Studio artist; studied dyeing in Japan for 10 years; teaching: School of the Art Institute of Chicago, Haystack (ME); exhibitions: Museum of Arts and Design (NYC), Bellevue Art Museum (WA), Gallery Uesuto (Japan).


 


Saberah Malik, What Will I Be, polyester fabrics, Plexiglas,

mirrors, toy calves, 14 x 40 x 18 inches

 

Saberah Malik
Transforming Textiles

The first week of this workshop will cover up to ten different shibori techniques of stitching, binding, restricting, and immersion dyeing to create sample yardage, wearable art, or fine art. During the more experimental second week, we’ll build on our understanding of fabric manipulation to mold flat fabric into freestanding sculptural forms by ‘encrypting’ the shape of any mold being used onto the memory of the cloth. Students will make dimensional work using fabric, especially silk, dyed during the first week. All levels. Code 06TB

 

Studio artist; teaching: Stonehill College (MA), Panjab University College of Art and Design (Pakistan); exhibitions: Danforth Art Museum (MA), Green Space (RI), Contextile (Portugal); work published in Dimensional Cloth Art: Sculpture by Contemporary Textile Artists by Andra Stanton.

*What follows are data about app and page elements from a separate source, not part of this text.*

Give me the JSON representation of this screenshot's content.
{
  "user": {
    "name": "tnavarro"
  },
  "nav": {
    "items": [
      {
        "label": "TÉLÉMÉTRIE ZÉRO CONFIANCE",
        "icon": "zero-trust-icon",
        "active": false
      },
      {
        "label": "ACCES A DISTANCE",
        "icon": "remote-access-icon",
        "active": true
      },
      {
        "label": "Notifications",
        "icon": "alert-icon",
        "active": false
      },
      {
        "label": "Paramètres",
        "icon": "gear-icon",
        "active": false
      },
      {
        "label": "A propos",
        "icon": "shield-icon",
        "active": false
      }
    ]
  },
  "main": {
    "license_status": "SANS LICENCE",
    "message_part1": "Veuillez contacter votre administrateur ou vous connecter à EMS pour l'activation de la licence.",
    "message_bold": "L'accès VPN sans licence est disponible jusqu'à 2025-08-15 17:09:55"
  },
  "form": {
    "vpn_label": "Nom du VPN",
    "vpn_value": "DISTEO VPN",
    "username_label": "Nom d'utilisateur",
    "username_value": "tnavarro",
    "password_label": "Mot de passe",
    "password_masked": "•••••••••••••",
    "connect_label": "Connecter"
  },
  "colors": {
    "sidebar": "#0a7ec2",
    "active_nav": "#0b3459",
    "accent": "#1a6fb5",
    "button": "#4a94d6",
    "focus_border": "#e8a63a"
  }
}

saberahmalik.com

 

 

 


 

 

Wood

Sabiha Mujtaba, Dan’s Chair, cherry, paint, gold leaf,

needlepoint by Nancy Keating, 39 x 25-1/2 x 23-1/2 inches

 

Sabiha Mujtaba
The Serendipity of Design

Scripts, alphabets, and languages that are not familiar can present shapes and forms that are a stimulating springboard for design. Looking at a single character or a phrase, students will discover the serendipitous nature of designing from this unusual resource. Students may make a container, a small furniture piece, or a nonfunctional piece that will receive/reflect/represent the elements inspired by this design challenge. Design development will be through drawings, scale models, paper, clay, or wood. We’ll cover simple joinery, freeform shaping, relief carving, appliqué, image transfer, and the safe and efficient use of hand and power tools. All levels. Code 06W


Studio artist; teaching: Highland Woodworking (Atlanta); exhibitions: Master Woodworkers Show (TN); Habatat Galleries (VA); work published in Fine Woodworking Design Book 7, 500 Tables (Lark), 500 Chairs (Lark).